Posey's Tips & Tricks
Where To Go For Hyper-V Troubleshooting Information
Navigate the maze of Windows Event Logs to efficiently troubleshoot common Hyper-V issues.
When an unexpected problem occurs in a Windows environment, the first step in resolving that problem is usually to gather information. After all, you need to know what happened before you can fix it. That's where the Windows Event Logs come into play. The Windows Event Logs contain detailed information about practically anything that might be going on with the Windows operating system and its subcomponents.
As helpful as the event logs might be, locating the information within the event logs can sometimes be a trek. Over time, the Windows operating system has become more complicated, and so too has the event log structure. That being the case, I wanted to take the opportunity to show you where to find troubleshooting information related to some of the more common types of problems that you may encounter with Hyper-V.

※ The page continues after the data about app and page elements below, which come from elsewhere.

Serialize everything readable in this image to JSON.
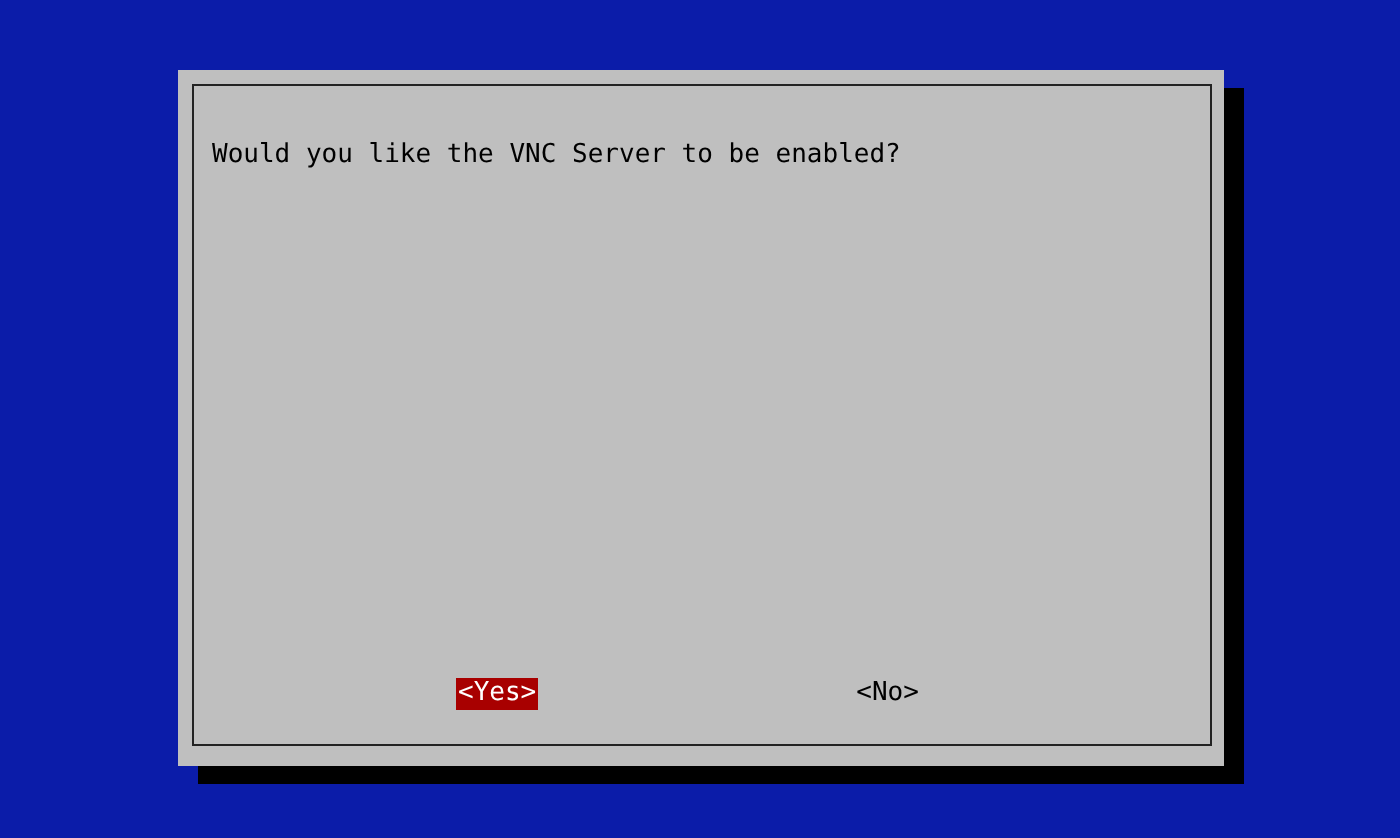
{
  "dialog": {
    "message": "Would you like the VNC Server to be enabled?",
    "buttons": [
      {
        "label": "<Yes>",
        "selected": true
      },
      {
        "label": "<No>",
        "selected": false
      }
    ]
  }
}
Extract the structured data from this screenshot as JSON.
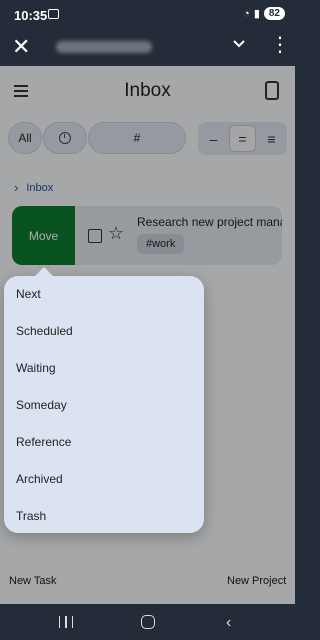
{
  "status_bar": {
    "time": "10:35",
    "battery": "82"
  },
  "header": {
    "title": "Inbox"
  },
  "filters": {
    "all_label": "All",
    "hash_label": "#"
  },
  "view_toggle": {
    "compact": "–",
    "normal": "=",
    "expanded": "≡"
  },
  "breadcrumb": {
    "chevron": "›",
    "label": "Inbox"
  },
  "task": {
    "move_label": "Move",
    "title": "Research new project mana",
    "tag": "#work"
  },
  "move_menu": {
    "items": [
      "Next",
      "Scheduled",
      "Waiting",
      "Someday",
      "Reference",
      "Archived",
      "Trash"
    ]
  },
  "bottom_bar": {
    "new_task": "New Task",
    "new_project": "New Project"
  },
  "icons": {
    "close": "close-icon",
    "check": "check-icon",
    "more": "more-vert-icon",
    "menu": "hamburger-icon",
    "sync": "sync-device-icon",
    "clock": "clock-icon",
    "star": "star-icon"
  },
  "colors": {
    "accent_green": "#0b7a2e",
    "menu_bg": "#dbe3f3",
    "chrome": "#232c38"
  }
}
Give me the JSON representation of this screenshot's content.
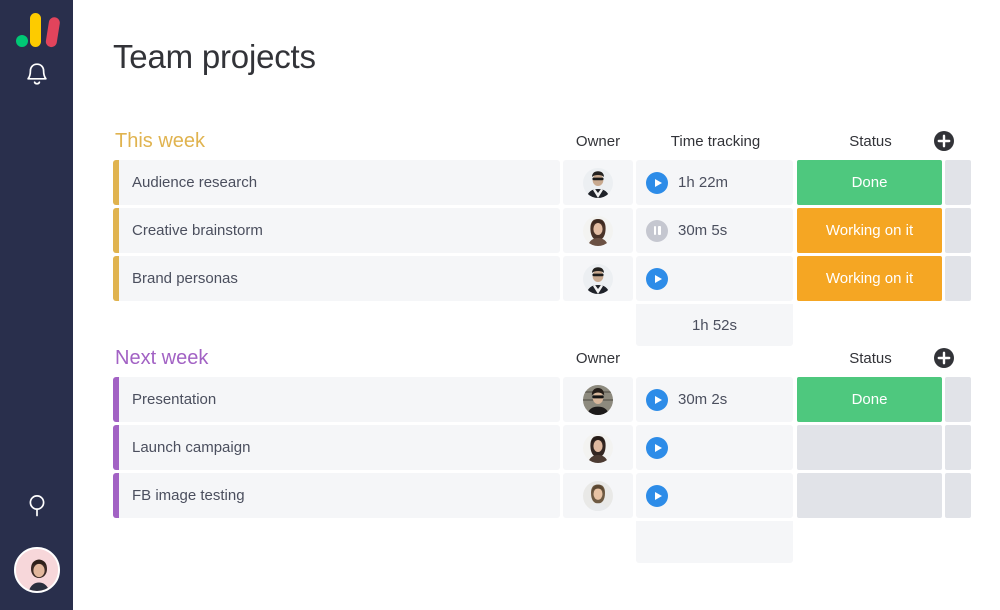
{
  "sidebar": {
    "logo_name": "monday-logo",
    "items": [
      {
        "name": "notifications-bell-icon",
        "label": "Notifications"
      },
      {
        "name": "search-icon",
        "label": "Search"
      },
      {
        "name": "user-avatar",
        "label": "My profile"
      }
    ],
    "background_color": "#292f4c",
    "logo_colors": {
      "dot": "#00c875",
      "bar_yellow": "#fdcb00",
      "bar_red": "#e2445c"
    }
  },
  "header": {
    "title": "Team projects"
  },
  "colors": {
    "status_done": "#4ec87e",
    "status_working": "#f5a623",
    "status_empty": "#e1e3e8",
    "group_this_week": "#e0b34f",
    "group_next_week": "#a262c4",
    "row_bg": "#f5f6f8",
    "timer_play": "#2d8ce8",
    "timer_pause": "#c5c7d0"
  },
  "groups": [
    {
      "name": "This week",
      "color": "#e0b34f",
      "columns": {
        "owner": "Owner",
        "time": "Time tracking",
        "status": "Status"
      },
      "add_column_label": "+",
      "rows": [
        {
          "task": "Audience research",
          "owner": "avatar-man-suit",
          "time": "1h 22m",
          "timer": "play",
          "status": "Done",
          "status_color": "#4ec87e"
        },
        {
          "task": "Creative brainstorm",
          "owner": "avatar-woman-long",
          "time": "30m 5s",
          "timer": "pause",
          "status": "Working on it",
          "status_color": "#f5a623"
        },
        {
          "task": "Brand personas",
          "owner": "avatar-man-suit",
          "time": "",
          "timer": "play",
          "status": "Working on it",
          "status_color": "#f5a623"
        }
      ],
      "time_total": "1h 52s"
    },
    {
      "name": "Next week",
      "color": "#a262c4",
      "columns": {
        "owner": "Owner",
        "time": "",
        "status": "Status"
      },
      "add_column_label": "+",
      "rows": [
        {
          "task": "Presentation",
          "owner": "avatar-sunglasses",
          "time": "30m 2s",
          "timer": "play",
          "status": "Done",
          "status_color": "#4ec87e"
        },
        {
          "task": "Launch campaign",
          "owner": "avatar-woman-dark",
          "time": "",
          "timer": "play",
          "status": "",
          "status_color": "#e1e3e8"
        },
        {
          "task": "FB image testing",
          "owner": "avatar-woman-blond",
          "time": "",
          "timer": "play",
          "status": "",
          "status_color": "#e1e3e8"
        }
      ],
      "time_total": ""
    }
  ]
}
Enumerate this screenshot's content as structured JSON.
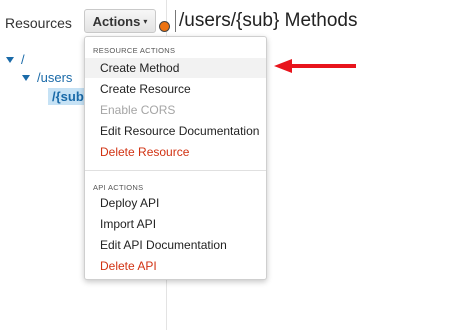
{
  "left_panel": {
    "heading": "Resources",
    "tree": [
      {
        "label": "/"
      },
      {
        "label": "/users"
      },
      {
        "label": "/{sub}"
      }
    ]
  },
  "header": {
    "actions_label": "Actions",
    "caret_icon": "caret-down-icon",
    "title": "/users/{sub} Methods"
  },
  "menu": {
    "resource_section_label": "RESOURCE ACTIONS",
    "resource_items": [
      {
        "label": "Create Method"
      },
      {
        "label": "Create Resource"
      },
      {
        "label": "Enable CORS"
      },
      {
        "label": "Edit Resource Documentation"
      },
      {
        "label": "Delete Resource"
      }
    ],
    "api_section_label": "API ACTIONS",
    "api_items": [
      {
        "label": "Deploy API"
      },
      {
        "label": "Import API"
      },
      {
        "label": "Edit API Documentation"
      },
      {
        "label": "Delete API"
      }
    ]
  },
  "colors": {
    "link": "#1a6aa8",
    "danger": "#d13212",
    "disabled": "#a5a5a5",
    "selected_bg": "#c6e2f5",
    "orange": "#ec7211",
    "arrow": "#e8141c"
  }
}
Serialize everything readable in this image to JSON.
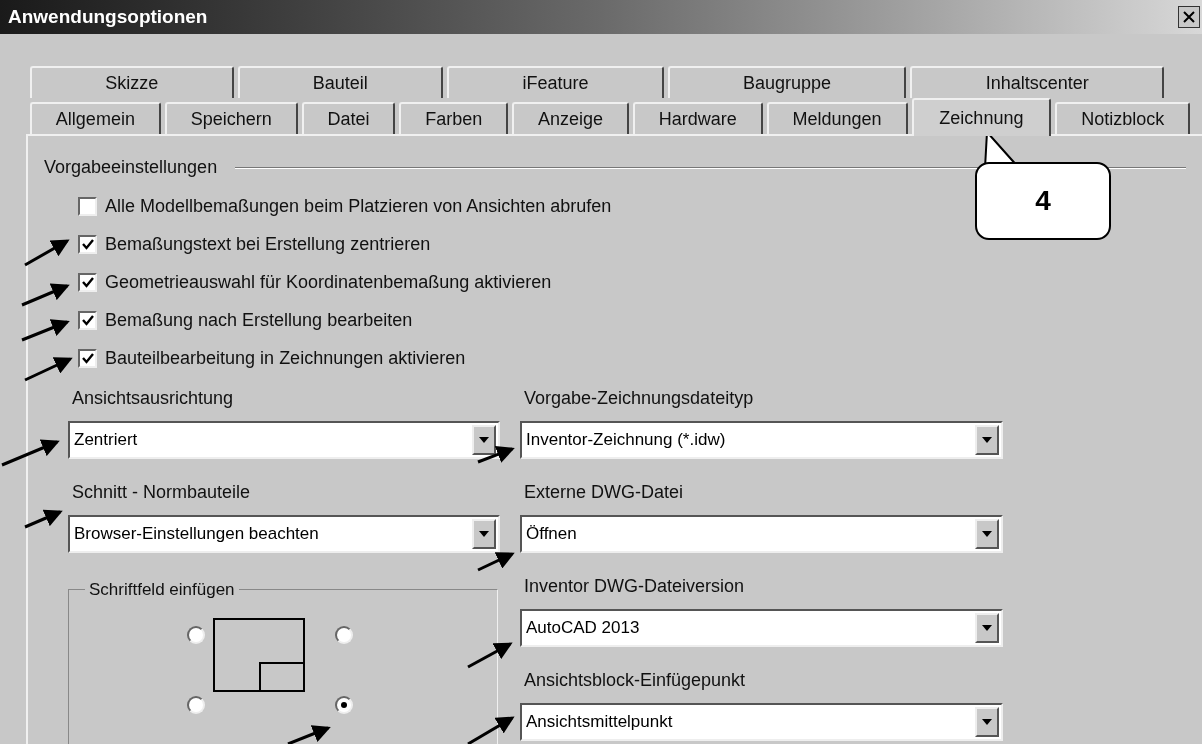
{
  "window": {
    "title": "Anwendungsoptionen"
  },
  "tab_row_upper": [
    {
      "label": "Skizze",
      "selected": false
    },
    {
      "label": "Bauteil",
      "selected": false
    },
    {
      "label": "iFeature",
      "selected": false
    },
    {
      "label": "Baugruppe",
      "selected": false
    },
    {
      "label": "Inhaltscenter",
      "selected": false
    }
  ],
  "tab_row_lower": [
    {
      "label": "Allgemein",
      "selected": false
    },
    {
      "label": "Speichern",
      "selected": false
    },
    {
      "label": "Datei",
      "selected": false
    },
    {
      "label": "Farben",
      "selected": false
    },
    {
      "label": "Anzeige",
      "selected": false
    },
    {
      "label": "Hardware",
      "selected": false
    },
    {
      "label": "Meldungen",
      "selected": false
    },
    {
      "label": "Zeichnung",
      "selected": true
    },
    {
      "label": "Notizblock",
      "selected": false
    }
  ],
  "section": {
    "title": "Vorgabeeinstellungen"
  },
  "checkboxes": [
    {
      "label": "Alle Modellbemaßungen beim Platzieren von Ansichten abrufen",
      "checked": false
    },
    {
      "label": "Bemaßungstext bei Erstellung zentrieren",
      "checked": true
    },
    {
      "label": "Geometrieauswahl für Koordinatenbemaßung aktivieren",
      "checked": true
    },
    {
      "label": "Bemaßung nach Erstellung bearbeiten",
      "checked": true
    },
    {
      "label": "Bauteilbearbeitung in Zeichnungen aktivieren",
      "checked": true
    }
  ],
  "left_dropdowns": [
    {
      "label": "Ansichtsausrichtung",
      "value": "Zentriert"
    },
    {
      "label": "Schnitt - Normbauteile",
      "value": "Browser-Einstellungen beachten"
    }
  ],
  "right_dropdowns": [
    {
      "label": "Vorgabe-Zeichnungsdateityp",
      "value": "Inventor-Zeichnung (*.idw)"
    },
    {
      "label": "Externe DWG-Datei",
      "value": "Öffnen"
    },
    {
      "label": "Inventor DWG-Dateiversion",
      "value": "AutoCAD 2013"
    },
    {
      "label": "Ansichtsblock-Einfügepunkt",
      "value": "Ansichtsmittelpunkt"
    }
  ],
  "title_block_group": {
    "title": "Schriftfeld einfügen",
    "radios": [
      {
        "selected": false
      },
      {
        "selected": false
      },
      {
        "selected": false
      },
      {
        "selected": true
      }
    ]
  },
  "callout": {
    "text": "4"
  }
}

At one time, Windows only had a few event logs including the Application, Security, Setup, System and Forwarded Events logs. Today, these logs still exist, but they are considered to be the "classic event logs." You can find them in the Windows Logs folder in the Windows Event Viewer.
The classic event logs exist primarily for backward compatibility purposes. The vast majority of Windows Server's logging data exists under the Applications and Services Logs folder. This includes the Hyper-V logging data, which you can access by navigating through the Event Viewer tree to Applications and Services Logs > Microsoft > Windows. This folder contains a huge number of logs related to various aspects of the Windows operating system -- including Hyper-V. The thing that tends to make locating Hyper-V logging data tricky is that there are roughly about a dozen different Hyper-V logs. It is worth noting that not all of these logs exist on every Hyper-V host. Logs only exist for the Hyper-V features that are currently installed. If, for example, your Hyper-V host is not set up for high availability, then the Hyper-V-High-Availability log will not be shown.
Before I begin discussing these Hyper-V logging categories, it is worth noting that most of the logging categories contain two types of logs: admin and operational logs. There are also analytic and debug logs, but these are hidden by default and are beyond the scope of this discussion.
Admin logs typically contain events related to actions that were initiated by a user, an administrator or an application. Operational logs, on the other hand, contain information on events that impact the operating system and its configuration. An example that I have heard used on various occasions is that if a user has trouble connecting to a printer, it is an admin event. If the printer is completely removed, that's an operational event. In all honesty though, Hyper-V does not always adhere to this structure in a perfect manner. I have occasionally seen admin events that I thought should have been classified as operational, or the other way around. Additionally, some Hyper-V logging categories contain additional logs such as logs dedicated to networking or storage.
So now that I have talked about the basic log structure, let's examine the types of events that you might expect to find in the various Hyper-V logs.
The first log that you should be aware of is the Hyper-V-Compute log. This log contains low-level information about what is going on with Hyper-V. The Admin log, for example, contains entries detailing the running of the Host Compute Service. Most of the events in the Operational log are somewhat cryptic, but this log does include entries pertaining to the creation of new virtual machines. Incidentally, if you are having low-level problems with Hyper-V not starting or running properly, then you might also look at the events in the Hyper-V-Hypervisor log. The entries in this log can be useful in situations where the Host Compute Service is running, but Hyper-V just isn't working right.
Another log that can be useful is the Hyper-V-Config log. My experience has been that the Hyper-V-Config log is usually empty. However, if you have problems with virtual machine configuration files going missing or becoming corrupted, then the details should appear in the Hyper-V-Config log.
Some of the Hyper-V event logs pertain to specific hardware resources that can be assigned to virtual machines. The Hyper-V-StorageVSP log for instance contains events related to storage operations. Similarly, the Hyper-V0VMSwitch log contains events related to virtual networking and the Hyper-V-VID log pertains to memory assignments and dynamic memory allocations.
When it comes to troubleshooting Hyper-V, the most useful logging data tends to be found in the Hyper-V-VMMS log. This is where you would go to find information pertaining to the virtual machine replication process, remote access to virtual machines via server authentication certificates, server shutdowns that impacted virtual machines, failure to connect to virtual hard disk files, and more. To put it another way, if you are having problems with Hyper-V or with a virtual machine and you don't know which log file to check, start your troubleshooting efforts in the Hyper-V-VMMS log.
Brien Posey is a 22-time Microsoft MVP with decades of IT experience. As a freelance writer, Posey has written thousands of articles and contributed to several dozen books on a wide variety of IT topics. Prior to going freelance, Posey was a CIO for a national chain of hospitals and health care facilities. He has also served as a network administrator for some of the country's largest insurance companies and for the Department of Defense at Fort Knox. In addition to his continued work in IT, Posey has spent the last several years actively training as a commercial scientist-astronaut candidate in preparation to fly on a mission to study polar mesospheric clouds from space. You can follow his spaceflight training on his Web site.